Royal Bank of Scotland executives are likely to face a grilling from shareholders at its annual general meeting (AGM) Thursday over pension payments for top bosses, including its outgoing CEO Ross McEwan.
McEwan, who announced Thursday that he will step down as CEO next year after five-and-a-half years at the helm, receives an annual pension entitlement of £350,000 ($451,053.75), amounting to 35% of his £1 million base salary.
His pay packet also included a £1 million fixed share allowance and a £1.1 million long-term incentive award.
RBS branch staff typically receive a pension allowance of around 10%, as does newly-appointed Chief Financial Officer Katie Murray.
The bank, which is still 62% owned by the taxpayer, has faced resistance from the Investment Association (IA), which has 200 members collectively managing over £7.7 trillion ($9.92 trillion) in assets, along with shareholder society ShareSoc and shareholder advisory body PIRC.
Earlier this month, ShareSoc director and RBS shareholder committee campaign co-ordinator Cliff Weight advised members holding RBS shares to vote against the bank’s remuneration report.
Weight cited the discrepancy between McEwan’s pension allowance and the rest of the company, while also highlighting the low shareholding of RBS Chairman Howard Davies, who reportedly owns 80,000 shares worth £200,000 while taking an annual salary of £761,000.
“He has very little downside risk if the share price decreases,” Weight’s notice to shareholders stated.
“He should not be over-incentivized, but he should have much greater alignment with shareholders.”
On April 16, PIRC also recommended shareholders block the remuneration report, arguing that the 2018 ratio of CEO to average employee pay at 46:1 was “unacceptable.”
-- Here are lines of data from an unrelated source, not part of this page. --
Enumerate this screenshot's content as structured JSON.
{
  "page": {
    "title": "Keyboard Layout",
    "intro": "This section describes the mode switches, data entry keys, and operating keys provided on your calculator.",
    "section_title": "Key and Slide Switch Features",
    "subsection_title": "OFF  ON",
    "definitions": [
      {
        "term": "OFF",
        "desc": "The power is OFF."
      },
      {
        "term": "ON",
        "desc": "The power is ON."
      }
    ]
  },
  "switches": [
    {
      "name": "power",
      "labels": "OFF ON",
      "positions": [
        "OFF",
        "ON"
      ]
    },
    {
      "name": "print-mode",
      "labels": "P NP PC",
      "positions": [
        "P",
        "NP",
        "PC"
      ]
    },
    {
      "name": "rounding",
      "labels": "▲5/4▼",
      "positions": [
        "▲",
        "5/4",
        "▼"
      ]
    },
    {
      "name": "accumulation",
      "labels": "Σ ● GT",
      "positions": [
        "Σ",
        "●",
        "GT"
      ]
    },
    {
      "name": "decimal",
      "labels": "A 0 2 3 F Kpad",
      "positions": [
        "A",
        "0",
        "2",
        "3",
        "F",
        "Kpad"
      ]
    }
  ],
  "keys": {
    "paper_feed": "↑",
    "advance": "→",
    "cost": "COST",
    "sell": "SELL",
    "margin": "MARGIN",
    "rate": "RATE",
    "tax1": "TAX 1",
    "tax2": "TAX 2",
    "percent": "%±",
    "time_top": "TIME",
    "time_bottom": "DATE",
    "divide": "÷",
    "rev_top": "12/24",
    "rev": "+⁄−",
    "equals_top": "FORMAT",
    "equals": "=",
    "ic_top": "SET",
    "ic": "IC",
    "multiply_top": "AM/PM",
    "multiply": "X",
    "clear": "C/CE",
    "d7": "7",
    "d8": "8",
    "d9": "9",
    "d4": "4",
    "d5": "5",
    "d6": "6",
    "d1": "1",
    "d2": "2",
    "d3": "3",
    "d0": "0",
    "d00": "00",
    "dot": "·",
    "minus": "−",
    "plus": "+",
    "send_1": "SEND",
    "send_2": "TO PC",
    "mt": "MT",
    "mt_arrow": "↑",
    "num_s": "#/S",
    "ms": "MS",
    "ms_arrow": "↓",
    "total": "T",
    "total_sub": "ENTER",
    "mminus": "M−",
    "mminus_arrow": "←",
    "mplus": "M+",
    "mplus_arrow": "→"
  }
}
However, rival investor advisors Glass Lewis and ISS (Institutional Shareholder Services) have recommended shareholders back the report.
Scrutiny on RBS is sure to intensify after fellow banking giant HSBC bowed to investor pressure before its annual meeting on April 12, and cut payments given in lieu of pensions to top executives down to 10%.
A spokesperson for RBS was not immediately available when contacted by CNBC.